Top of Entries shown

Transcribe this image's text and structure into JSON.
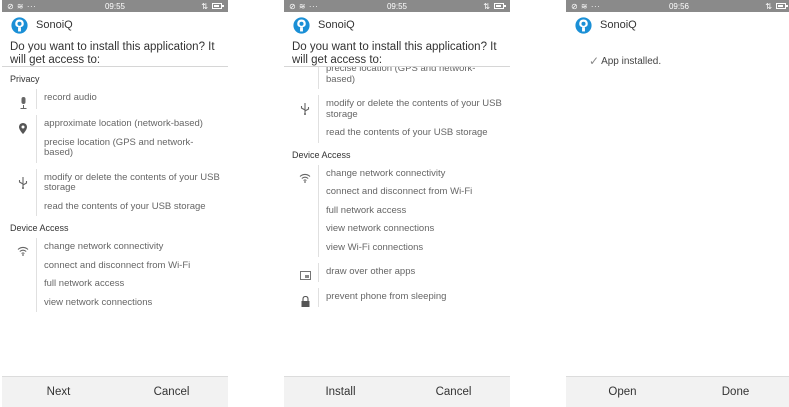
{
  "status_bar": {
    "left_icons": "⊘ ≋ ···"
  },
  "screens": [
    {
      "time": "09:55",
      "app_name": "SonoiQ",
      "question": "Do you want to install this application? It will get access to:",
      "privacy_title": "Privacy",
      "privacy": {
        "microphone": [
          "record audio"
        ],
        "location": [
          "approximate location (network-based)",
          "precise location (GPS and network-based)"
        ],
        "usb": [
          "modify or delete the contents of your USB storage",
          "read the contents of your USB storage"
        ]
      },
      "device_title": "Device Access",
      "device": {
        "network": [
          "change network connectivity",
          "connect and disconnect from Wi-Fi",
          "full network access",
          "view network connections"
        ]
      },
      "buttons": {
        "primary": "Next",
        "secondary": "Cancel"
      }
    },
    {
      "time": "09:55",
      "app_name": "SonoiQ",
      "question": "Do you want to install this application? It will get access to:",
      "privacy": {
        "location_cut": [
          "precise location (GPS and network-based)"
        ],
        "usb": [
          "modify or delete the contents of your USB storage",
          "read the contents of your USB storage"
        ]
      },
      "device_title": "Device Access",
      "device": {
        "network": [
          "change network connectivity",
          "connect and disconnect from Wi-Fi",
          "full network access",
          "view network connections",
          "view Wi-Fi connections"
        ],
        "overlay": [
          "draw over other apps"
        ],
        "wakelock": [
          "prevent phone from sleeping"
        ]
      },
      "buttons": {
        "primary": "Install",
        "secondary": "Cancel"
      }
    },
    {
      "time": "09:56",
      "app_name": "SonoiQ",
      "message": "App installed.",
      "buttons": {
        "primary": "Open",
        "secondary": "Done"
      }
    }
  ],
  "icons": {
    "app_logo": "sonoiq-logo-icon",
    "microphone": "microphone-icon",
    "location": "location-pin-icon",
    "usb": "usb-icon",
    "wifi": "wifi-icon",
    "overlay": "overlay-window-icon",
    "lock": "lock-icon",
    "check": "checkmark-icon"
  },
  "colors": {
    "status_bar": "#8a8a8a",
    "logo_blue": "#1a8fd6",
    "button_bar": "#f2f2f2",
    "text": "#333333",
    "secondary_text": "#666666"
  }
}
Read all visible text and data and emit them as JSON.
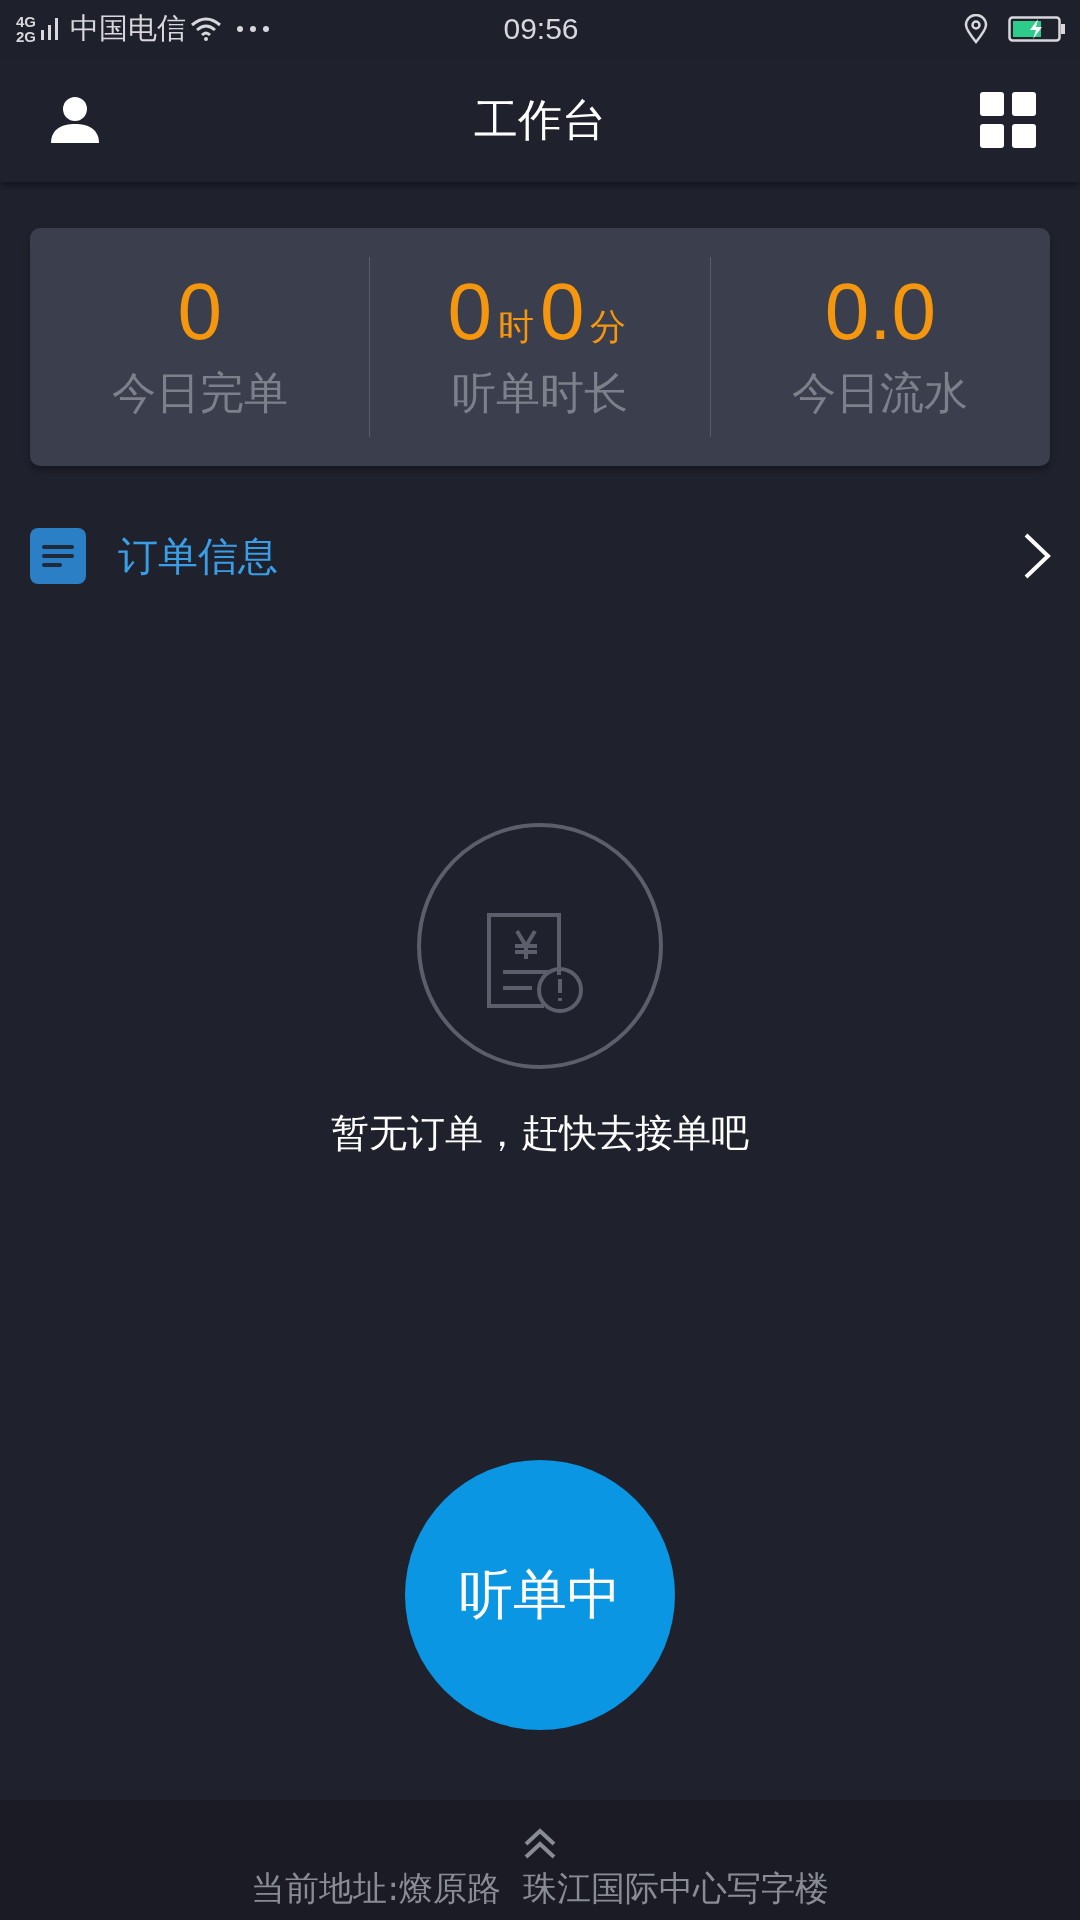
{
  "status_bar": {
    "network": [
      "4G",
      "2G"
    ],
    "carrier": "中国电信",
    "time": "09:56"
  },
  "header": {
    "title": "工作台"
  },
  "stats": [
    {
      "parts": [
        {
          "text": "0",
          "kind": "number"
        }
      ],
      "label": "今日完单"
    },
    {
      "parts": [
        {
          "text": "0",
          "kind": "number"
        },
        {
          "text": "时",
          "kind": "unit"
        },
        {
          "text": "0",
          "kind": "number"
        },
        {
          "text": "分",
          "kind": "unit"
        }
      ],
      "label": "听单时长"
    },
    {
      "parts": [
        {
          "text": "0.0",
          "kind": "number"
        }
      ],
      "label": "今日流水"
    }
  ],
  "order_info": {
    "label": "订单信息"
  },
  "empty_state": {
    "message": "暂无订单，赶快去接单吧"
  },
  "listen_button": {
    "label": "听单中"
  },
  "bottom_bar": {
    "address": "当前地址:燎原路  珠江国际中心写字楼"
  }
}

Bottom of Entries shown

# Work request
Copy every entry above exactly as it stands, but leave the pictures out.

# Response to the exercise
Transcribe this image's text and structure into JSON.
{
  "status_bar": {
    "left_icons": "⊘ ≋ ···"
  },
  "screens": [
    {
      "time": "09:55",
      "app_name": "SonoiQ",
      "question": "Do you want to install this application? It will get access to:",
      "privacy_title": "Privacy",
      "privacy": {
        "microphone": [
          "record audio"
        ],
        "location": [
          "approximate location (network-based)",
          "precise location (GPS and network-based)"
        ],
        "usb": [
          "modify or delete the contents of your USB storage",
          "read the contents of your USB storage"
        ]
      },
      "device_title": "Device Access",
      "device": {
        "network": [
          "change network connectivity",
          "connect and disconnect from Wi-Fi",
          "full network access",
          "view network connections"
        ]
      },
      "buttons": {
        "primary": "Next",
        "secondary": "Cancel"
      }
    },
    {
      "time": "09:55",
      "app_name": "SonoiQ",
      "question": "Do you want to install this application? It will get access to:",
      "privacy": {
        "location_cut": [
          "precise location (GPS and network-based)"
        ],
        "usb": [
          "modify or delete the contents of your USB storage",
          "read the contents of your USB storage"
        ]
      },
      "device_title": "Device Access",
      "device": {
        "network": [
          "change network connectivity",
          "connect and disconnect from Wi-Fi",
          "full network access",
          "view network connections",
          "view Wi-Fi connections"
        ],
        "overlay": [
          "draw over other apps"
        ],
        "wakelock": [
          "prevent phone from sleeping"
        ]
      },
      "buttons": {
        "primary": "Install",
        "secondary": "Cancel"
      }
    },
    {
      "time": "09:56",
      "app_name": "SonoiQ",
      "message": "App installed.",
      "buttons": {
        "primary": "Open",
        "secondary": "Done"
      }
    }
  ],
  "icons": {
    "app_logo": "sonoiq-logo-icon",
    "microphone": "microphone-icon",
    "location": "location-pin-icon",
    "usb": "usb-icon",
    "wifi": "wifi-icon",
    "overlay": "overlay-window-icon",
    "lock": "lock-icon",
    "check": "checkmark-icon"
  },
  "colors": {
    "status_bar": "#8a8a8a",
    "logo_blue": "#1a8fd6",
    "button_bar": "#f2f2f2",
    "text": "#333333",
    "secondary_text": "#666666"
  }
}
Read all visible text and data and emit them as JSON.
{
  "status_bar": {
    "network": [
      "4G",
      "2G"
    ],
    "carrier": "中国电信",
    "time": "09:56"
  },
  "header": {
    "title": "工作台"
  },
  "stats": [
    {
      "parts": [
        {
          "text": "0",
          "kind": "number"
        }
      ],
      "label": "今日完单"
    },
    {
      "parts": [
        {
          "text": "0",
          "kind": "number"
        },
        {
          "text": "时",
          "kind": "unit"
        },
        {
          "text": "0",
          "kind": "number"
        },
        {
          "text": "分",
          "kind": "unit"
        }
      ],
      "label": "听单时长"
    },
    {
      "parts": [
        {
          "text": "0.0",
          "kind": "number"
        }
      ],
      "label": "今日流水"
    }
  ],
  "order_info": {
    "label": "订单信息"
  },
  "empty_state": {
    "message": "暂无订单，赶快去接单吧"
  },
  "listen_button": {
    "label": "听单中"
  },
  "bottom_bar": {
    "address": "当前地址:燎原路  珠江国际中心写字楼"
  }
}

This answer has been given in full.